If your driver’s license was previously suspended due to an excess of traffic tickets or a DUI, the process of getting your license reinstated and returning on the road is more intricate than it would be otherwise. If your driver’s license is suspended, the majority of states require by law that you get a vehicle insurance coverage with an SR22 certification prior to you can have your license reinstated. This required uses whether or not you own a cars and truck. If you do not own a cars and truck, you need to buy a non-owner vehicle insurance coverage, together with an SR22 rider, in order to have your license legally reinstated.
The majority of states require motorists with suspended licenses to get non-owner SR22 auto insurance coverage prior to reinstatement. Only eight states in the U.S. do not have this requirement. These states include Pennsylvania, New York, North Carolina, Oklahoma, Delaware, Kentucky, Minnesota, and New Mexico. Nevertheless, if you plan to move from one of these states to a state where SR22 auto insurance coverage is required (such as California), you will require to buy the non-owner policy to get a motorist’s license in your brand-new home state.
To get approved for a non-owner insurance coverage, you need to not own a cars and truck, and you can not have an ignition interlock gadget requirement pending on your record, arising from a DUI or comparable conviction. If you do not own a car and meet the general requirements for a non-owner SR22, you will require to contact an insurance representative and buy a non-owner insurance coverage. Make certain to let the representative know your situation, so she or he will know that you will require an SR22 rider. Once you’ve paid any associated fees for the rider, the representative will electronically finish and submit the SR22 forms required by the state.
As with any other insurance coverage, it’s crucial to bear in mind to always pay your premiums on time. If you stop working to pay your SR22 non owner auto insurance coverage premiums, your representative is required by law to inform the state. If your policy lapses for any factor, it is most likely that the state will re-suspend your license up until such time as you re-purchase and re-file brand-new SR22 documentation.
Even a non-owner insurance coverage need to maintain the state-mandated minimum coverage limits, typically including liability coverage for property damage and physical injury. The majority of states require SR22 non-owners auto insurance coverage for three years, but the amount of time that you will be required to maintain SR22 certification can differ by location and situation. Make certain that you understand your state’s SR22 laws, along with any extra requirements mandated by the courts and/or DMV in your area.

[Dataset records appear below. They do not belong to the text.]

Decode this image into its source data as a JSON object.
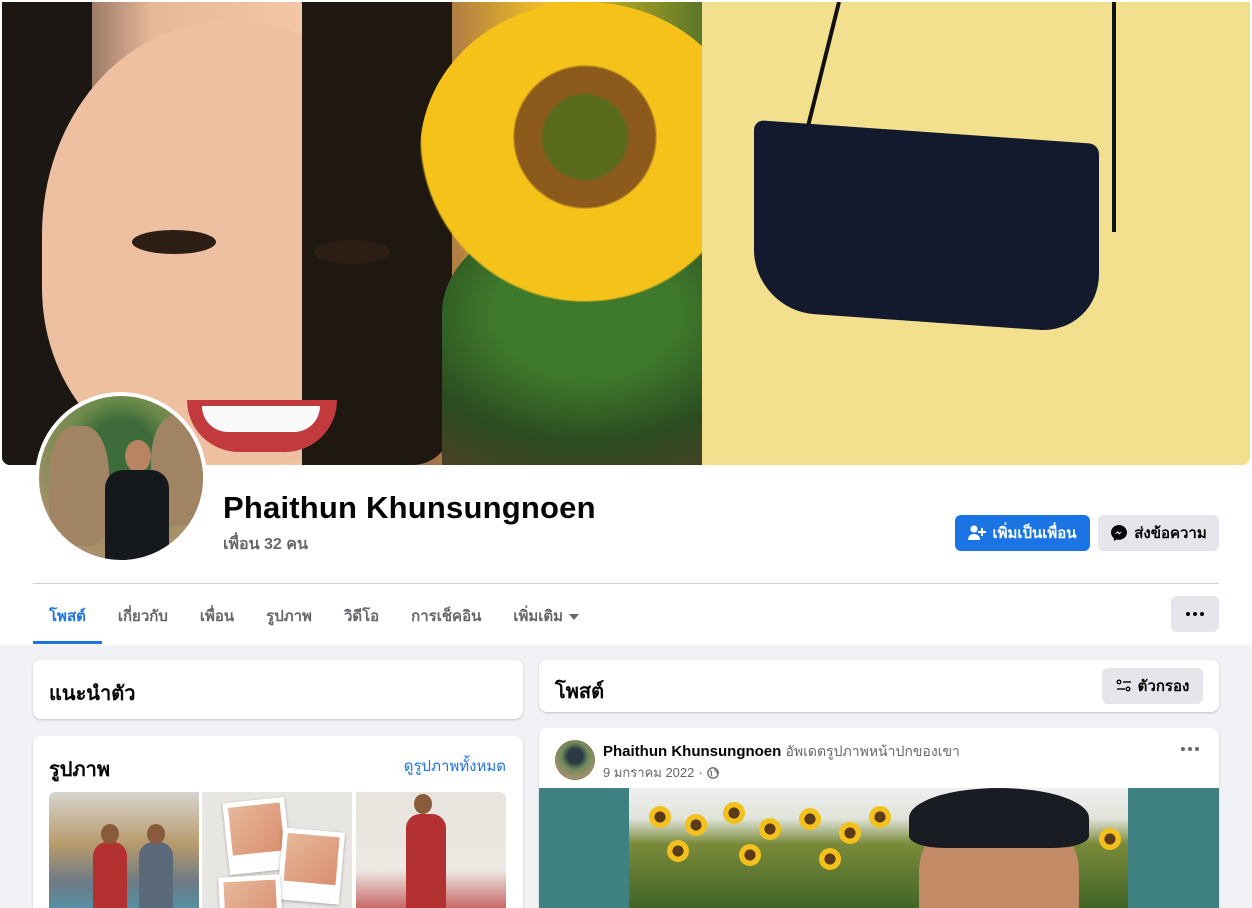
{
  "profile": {
    "name": "Phaithun Khunsungnoen",
    "friends": "เพื่อน 32 คน",
    "add_friend_label": "เพิ่มเป็นเพื่อน",
    "message_label": "ส่งข้อความ"
  },
  "tabs": [
    {
      "label": "โพสต์",
      "active": true
    },
    {
      "label": "เกี่ยวกับ"
    },
    {
      "label": "เพื่อน"
    },
    {
      "label": "รูปภาพ"
    },
    {
      "label": "วิดีโอ"
    },
    {
      "label": "การเช็คอิน"
    },
    {
      "label": "เพิ่มเติม"
    }
  ],
  "intro": {
    "title": "แนะนำตัว"
  },
  "photos": {
    "title": "รูปภาพ",
    "see_all": "ดูรูปภาพทั้งหมด"
  },
  "posts": {
    "title": "โพสต์",
    "filter_label": "ตัวกรอง",
    "items": [
      {
        "author": "Phaithun Khunsungnoen",
        "action": "อัพเดตรูปภาพหน้าปกของเขา",
        "date": "9 มกราคม 2022",
        "separator": "·",
        "privacy_icon": "globe-icon"
      }
    ]
  },
  "colors": {
    "accent": "#1b74e4",
    "background": "#f0f2f5",
    "secondary_button": "#e4e6eb",
    "muted_text": "#65676b"
  }
}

What cars are covered under SR22 Non Owner Cat Insurance Policy
While it might sound weird to carry a cars and truck insurance coverage when you do not own a car, a non-owner insurance coverage intends to cover cars you might drive briefly, such as when borrowing a cars and truck from a buddy. If you have a cars and truck registered under your name, keep a cars and truck at your home, or have been given a cars and truck for daily usage, none of these cars certify under the non-owner insurance coverage. Should you buy a cars and truck or otherwise have a car registered to you, you need to right away update your insurance coverage representative so you can change to an owner policy.
How Much Does SR22 Non Owner Insurance Cost?

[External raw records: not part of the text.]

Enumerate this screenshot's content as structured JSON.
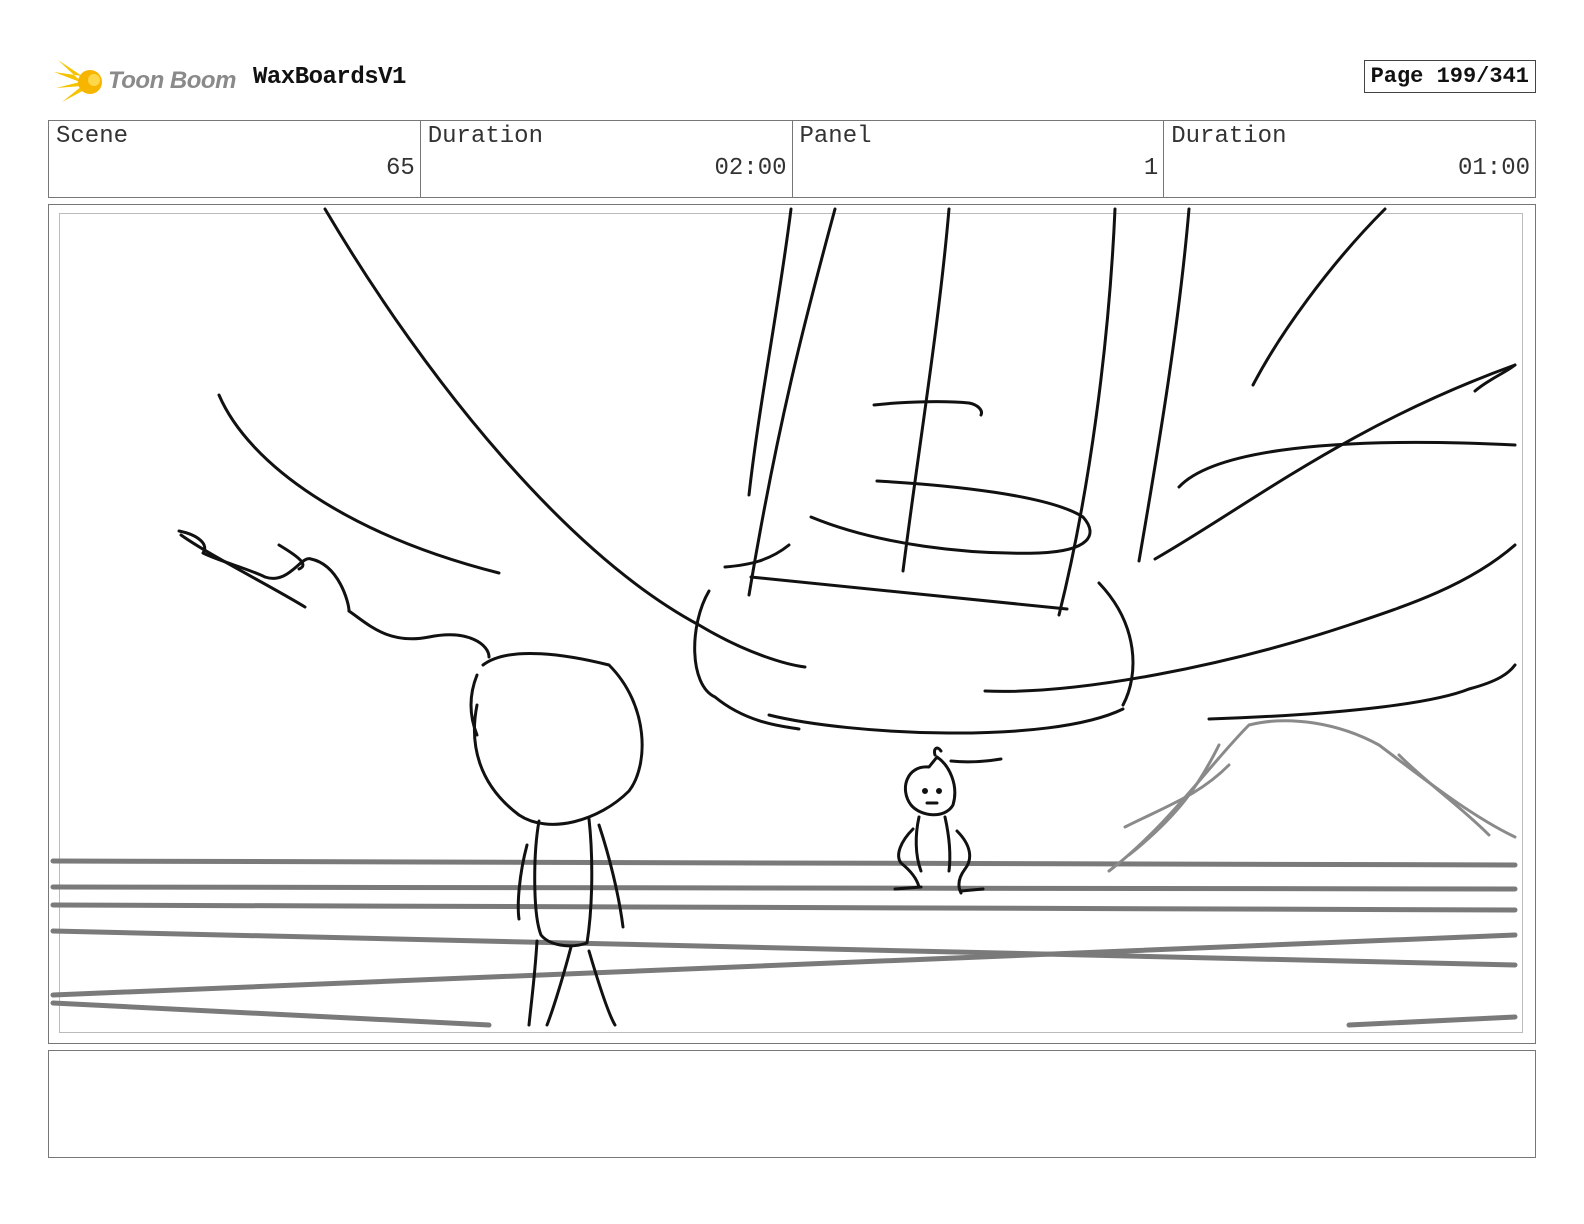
{
  "header": {
    "logo_text": "Toon Boom",
    "project_title": "WaxBoardsV1",
    "page_label": "Page 199/341"
  },
  "info": {
    "scene_label": "Scene",
    "scene_value": "65",
    "scene_duration_label": "Duration",
    "scene_duration_value": "02:00",
    "panel_label": "Panel",
    "panel_value": "1",
    "panel_duration_label": "Duration",
    "panel_duration_value": "01:00"
  },
  "notes": {
    "text": ""
  },
  "colors": {
    "sketch_black": "#111111",
    "sketch_gray": "#7a7a7a",
    "logo_yellow": "#f5c400"
  }
}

The costs of a non-owner auto insurance coverage with an SR22 rider differ based on your driving history and location, among other elements. The significant costs connected with non-owner SR22 insurance are the premiums; however, the insurance coverage provider will likewise typically charge a small cost for filing the SR22 forms (typically approximately $15-25). Non-owner auto insurance coverage costs differ by state, but, due to the fact that those with a history of traffic infractions and/or DUIs are considered high-risk, bring the SR22 rider will typically cost more than a regular non-owner auto insurance coverage.
What is teh price distinction between a non-owner policy and a conventional SR22 policy?
Non-owner auto insurance coverage are typically less expensive than standard auto policies, even with the SR22 recommendation, mainly due to the fact that you do not have a cars and truck and will not be expected to drive typically